Its also got brake lights in the back, which is kind of weird. The Batmobile is not exactly street legal and I doubt it would be followed by anything other than cops, so why would it need brake lights? Plus, Batman doesn’t strike me as someone who would stop at red lights while in the Batmobile.
There’s this gap on each side of the car that gives it some visual interest. It’s kind of a bad angle, but you can see the long 1×4 tiles flowing right into the flared mudguard element just under the trans-smoke parts used for the windshield. It seems a bit weird, but I totally dig it.
Does It Suck or Does It Rock?
This set rocks! Make a car that Batman would drive. That’s pretty much the only directive anyone really needs to make a Batmobile. That being said, designs can either suck or rock and we’re lucky that this one is a good one. Being in mini form offers a constraint not normally seen in larger sized sets, so it’s a wonder that such a small rendition can be done so well. There needs to be more Batmobile polybags, especially if they’re all neatly designed like this one.
There’s no sponsor this week, and with sponsorships lasting a whole week, you can get plenty of exposure for mere pennies. Pennies I say! Want to sponsor a review? Send me a message to firstname.lastname@example.org or hit me up on discord of the polybag set you have that you want me to review.

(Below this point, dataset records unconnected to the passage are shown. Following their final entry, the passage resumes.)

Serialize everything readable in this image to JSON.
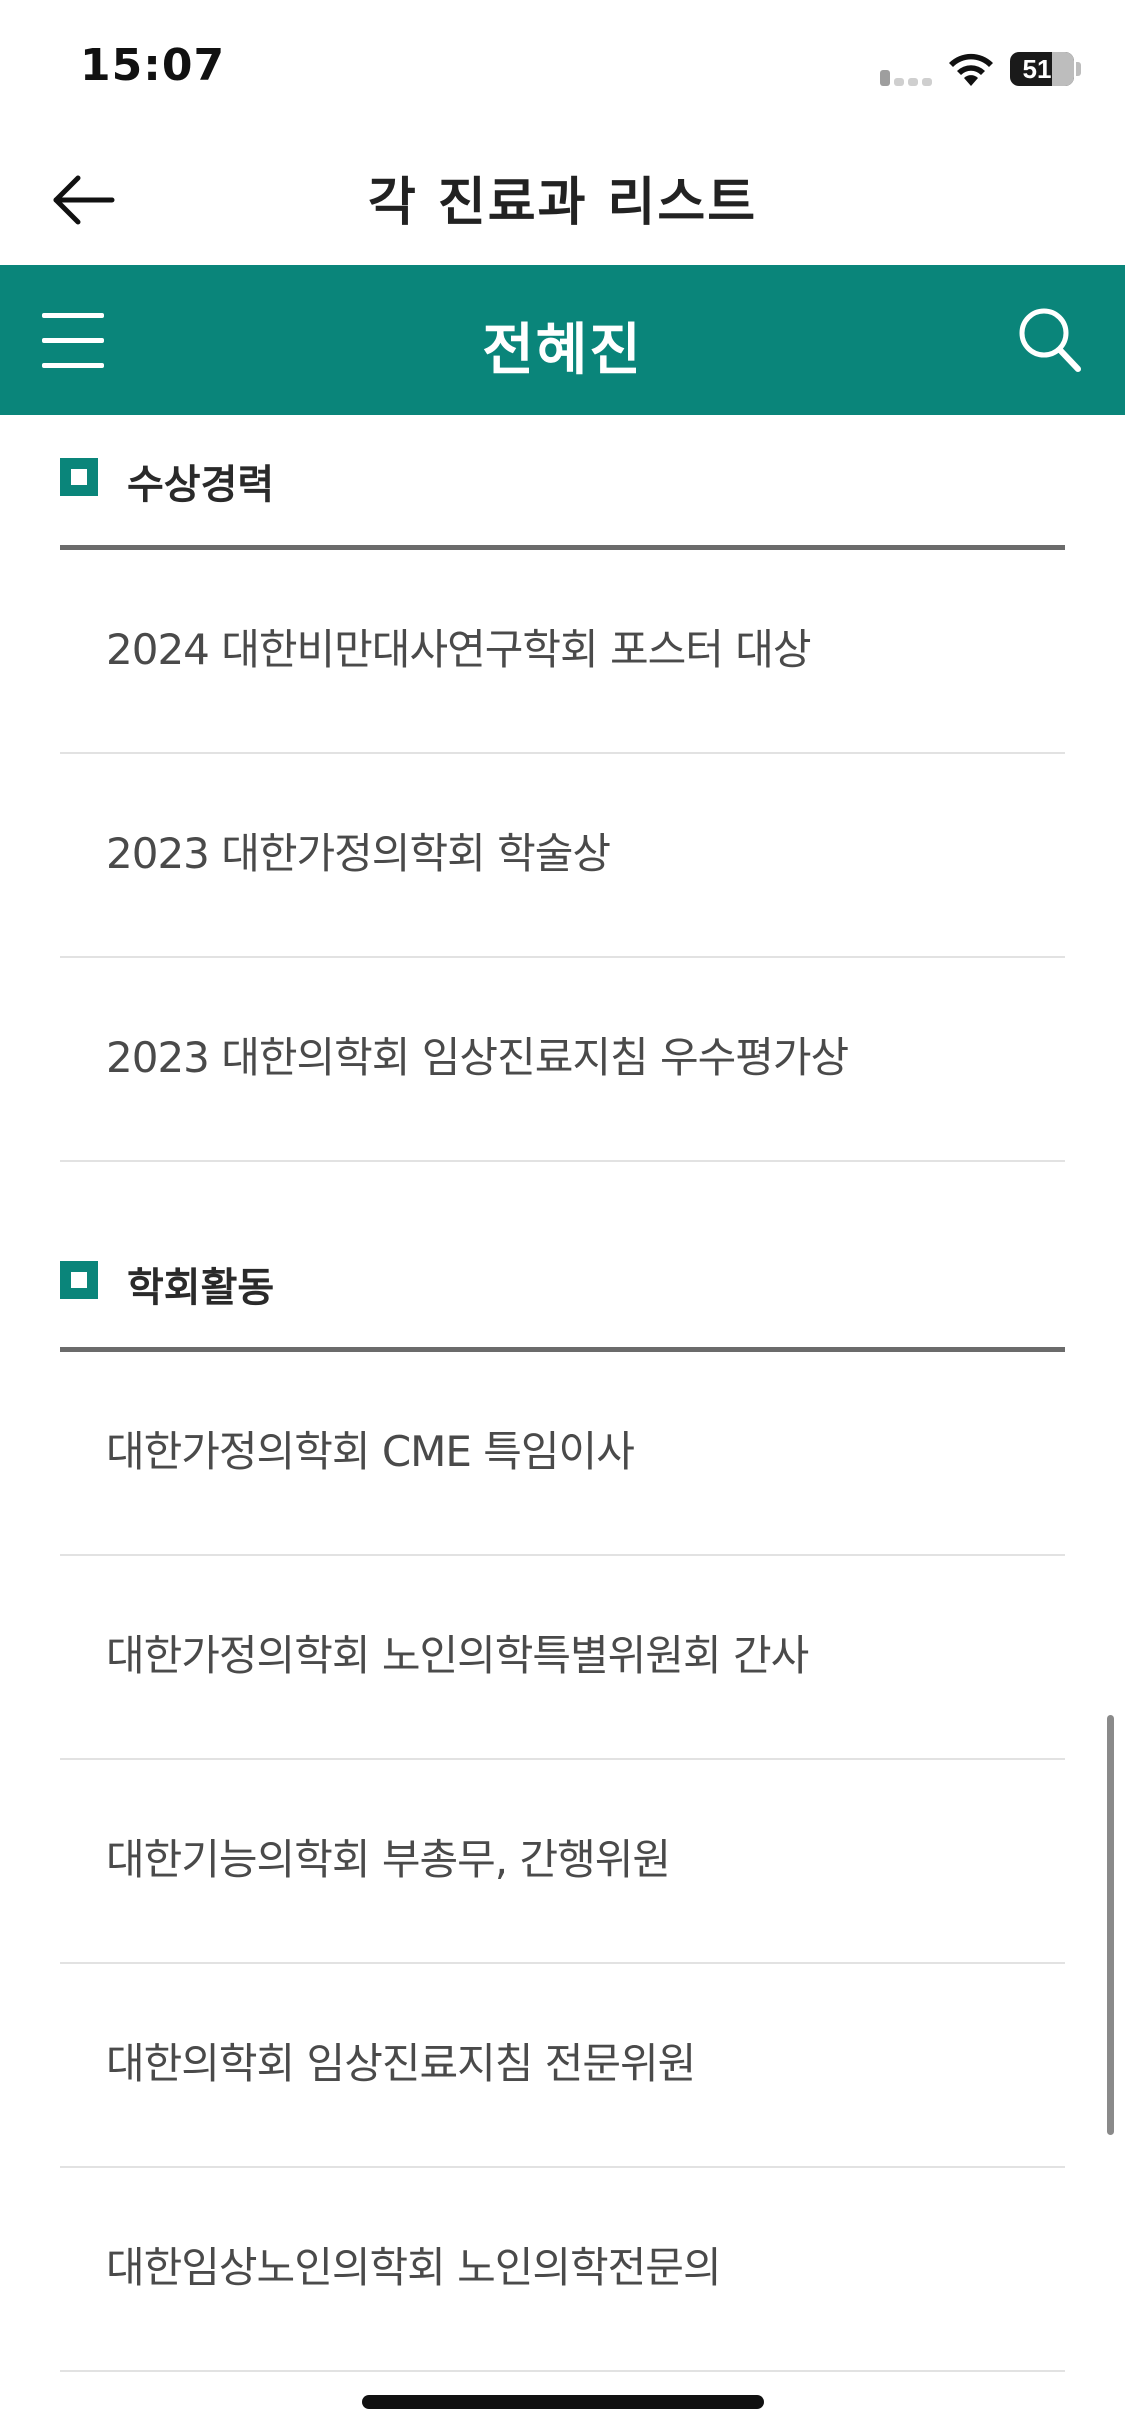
{
  "status_bar": {
    "time": "15:07",
    "battery": "51"
  },
  "header": {
    "title": "각 진료과 리스트",
    "back_icon": "arrow-left-icon"
  },
  "green_bar": {
    "doctor_name": "전혜진",
    "menu_icon": "hamburger-menu-icon",
    "search_icon": "search-icon",
    "accent_color": "#0a857a"
  },
  "sections": [
    {
      "title": "수상경력",
      "items": [
        "2024 대한비만대사연구학회 포스터 대상",
        "2023 대한가정의학회 학술상",
        "2023 대한의학회 임상진료지침 우수평가상"
      ]
    },
    {
      "title": "학회활동",
      "items": [
        "대한가정의학회 CME 특임이사",
        "대한가정의학회 노인의학특별위원회 간사",
        "대한기능의학회 부총무, 간행위원",
        "대한의학회 임상진료지침 전문위원",
        "대한임상노인의학회 노인의학전문의"
      ]
    }
  ]
}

If selected, in exchange for the set you’ll get a mention right here in the review post and a link to your website or social media account or just about anything else.. Nearly free advertising, so what’s stopping you?
You Can Win This And Every Other Polybag I Review This Year
I’ll be raffling every polybag I review this year in one big lot, all 260 sets (with the possibility of more). Each set will be individually stored in a ziploc baggie complete with the extra pieces, instructions, and the actual polybag bag it came in. The cost of a raffle ticket is just $1 USD and you can enter as many times as you want. Send a PayPal payment to email@example.com for $1 USD for every ticket you want to purchase. DO NOT send one payment for multiple entries i.e. do not send one $5 USD payment for five tickets; five $1 USD payments must be made instead. Raffle is open to everyone in the world except where raffles are illegal. Be sure to put “POLYBAG RAFFLE” in the notes section of the payment in order to be entered successfully. Winner will be drawn sometime early January 2023 and contacted at the PayPal email address the payment was sent from to arrange for delivery. For a running list of all the sets that you can win, check this Google spreadsheet.